The Great Lakes Water Level Viewer of the U.S. National Oceanic and Atmospheric Administration puts Lake Superior at just less than one foot above the long-term average and exactly one foot less than the all time recorded high. All of us on or around the lake see signs of just how high the lake is, even if it is short of record levels. The tops of reefs which were visible a few years ago are now invisible, water and waves are right into the trees in some areas and shoreline erosion is visible in many locations.
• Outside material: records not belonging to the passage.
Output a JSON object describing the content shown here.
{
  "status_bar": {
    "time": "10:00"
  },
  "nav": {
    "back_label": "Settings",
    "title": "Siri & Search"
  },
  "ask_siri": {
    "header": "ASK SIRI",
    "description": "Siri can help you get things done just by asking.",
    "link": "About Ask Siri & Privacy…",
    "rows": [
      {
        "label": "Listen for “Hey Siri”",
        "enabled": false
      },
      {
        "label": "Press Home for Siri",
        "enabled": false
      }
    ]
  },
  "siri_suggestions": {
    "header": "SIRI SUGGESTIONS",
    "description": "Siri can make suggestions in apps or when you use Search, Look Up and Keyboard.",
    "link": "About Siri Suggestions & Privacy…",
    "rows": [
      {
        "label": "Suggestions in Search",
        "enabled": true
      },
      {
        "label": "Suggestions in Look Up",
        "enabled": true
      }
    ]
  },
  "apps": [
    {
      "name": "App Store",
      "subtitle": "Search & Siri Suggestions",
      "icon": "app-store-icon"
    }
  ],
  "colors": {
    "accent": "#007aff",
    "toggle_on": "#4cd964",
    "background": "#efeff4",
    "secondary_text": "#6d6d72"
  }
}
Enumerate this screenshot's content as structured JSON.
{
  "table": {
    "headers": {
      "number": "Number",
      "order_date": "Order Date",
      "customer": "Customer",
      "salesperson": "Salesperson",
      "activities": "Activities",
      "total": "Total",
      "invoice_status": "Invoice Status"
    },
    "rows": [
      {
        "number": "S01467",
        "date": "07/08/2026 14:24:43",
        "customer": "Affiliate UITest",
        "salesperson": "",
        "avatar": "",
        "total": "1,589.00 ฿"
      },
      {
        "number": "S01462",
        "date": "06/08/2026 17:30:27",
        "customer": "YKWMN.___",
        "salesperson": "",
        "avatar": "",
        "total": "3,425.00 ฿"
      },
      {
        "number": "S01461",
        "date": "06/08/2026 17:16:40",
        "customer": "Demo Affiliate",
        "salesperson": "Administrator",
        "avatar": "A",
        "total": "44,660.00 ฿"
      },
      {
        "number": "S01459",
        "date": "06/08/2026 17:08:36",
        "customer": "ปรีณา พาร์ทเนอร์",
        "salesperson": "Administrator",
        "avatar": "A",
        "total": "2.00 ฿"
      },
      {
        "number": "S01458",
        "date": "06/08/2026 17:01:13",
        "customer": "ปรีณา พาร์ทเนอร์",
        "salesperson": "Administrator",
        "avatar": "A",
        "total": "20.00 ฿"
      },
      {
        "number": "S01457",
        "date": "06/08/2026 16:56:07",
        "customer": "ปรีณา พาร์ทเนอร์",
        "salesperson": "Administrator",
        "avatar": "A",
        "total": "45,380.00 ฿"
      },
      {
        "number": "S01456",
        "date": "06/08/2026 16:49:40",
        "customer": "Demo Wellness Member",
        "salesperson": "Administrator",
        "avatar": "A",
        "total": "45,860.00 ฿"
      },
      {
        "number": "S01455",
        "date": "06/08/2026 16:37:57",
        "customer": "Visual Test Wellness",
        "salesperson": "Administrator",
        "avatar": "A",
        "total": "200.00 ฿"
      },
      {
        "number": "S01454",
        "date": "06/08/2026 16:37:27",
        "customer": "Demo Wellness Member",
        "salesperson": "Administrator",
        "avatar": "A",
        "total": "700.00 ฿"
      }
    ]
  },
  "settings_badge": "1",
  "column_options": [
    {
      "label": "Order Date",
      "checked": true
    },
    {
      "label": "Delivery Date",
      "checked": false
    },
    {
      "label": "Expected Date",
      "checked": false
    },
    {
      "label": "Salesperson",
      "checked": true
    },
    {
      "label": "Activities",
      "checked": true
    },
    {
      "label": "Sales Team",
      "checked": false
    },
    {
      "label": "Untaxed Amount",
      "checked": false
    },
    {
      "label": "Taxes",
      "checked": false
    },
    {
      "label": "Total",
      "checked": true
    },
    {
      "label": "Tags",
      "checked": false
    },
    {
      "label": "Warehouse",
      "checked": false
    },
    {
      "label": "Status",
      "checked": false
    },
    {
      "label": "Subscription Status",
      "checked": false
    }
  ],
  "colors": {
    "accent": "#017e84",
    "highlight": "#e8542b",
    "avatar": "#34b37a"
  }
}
People wonder why the lake is so high. Water has to come from somewhere and high lake levels reflect regional precipitation. Rain and snow not only fall on the lake, but on a vast array of sub-watersheds within the overall Lake Superior watershed. An interesting tool which has been added to the Infosuperior website is the Hydrometric Map and Data Viewer. This tool allows site visitors to view water levels in all major Canadian rivers flowing to Superior – in real time. The tool is provided by the Weather Office of Environment and Climate Change Canada.
The viewer provides a map including the North Shore of Lake Superior and clickable icons for rivers like the Kaministiquia, Wolf, Gravel, Whitesand, Steel, Magpie, Batchewana and Goulais, to name a few. By clicking the icon for a particular river, viewers are led to a page providing water levels and temperature information for that particular river. This page provides the GPS coordinates where the river water gauge is located, the gross drainage area of the watershd in question, the number of years the gauge has been in operation and a number of settings which can be modified to view temperature, water level and discharge. Settings can also be modified to view historical data for as long as the gauge has been in operation – sometimes in excess of 30 years. Pick a day, a week or a year and data for this period of time will be displayed. If you know the date of a specific storm event, it will be clearly reflected by the Hydrographic Data Viewer.
Superior’s sub-watersheds are obviously a major contributor to Lake Superior water levels and the Hydrometric Data Viewer is just one more way in which Infosuperior allows site visitors to view Lake Superior environmental data. Other data sources are all assembled on one Infosuperior page, easily accessible via the above link. A partial list includes:
- Weather and Climate in the Great Lakes Region
- Ontario Power Generation Water Levels
- Lake Superior In-Situ Data (buoys providing live data)
- Physical Characteristics of the Great Lakes
- Comprehensive Data including wind, waves, ice cover.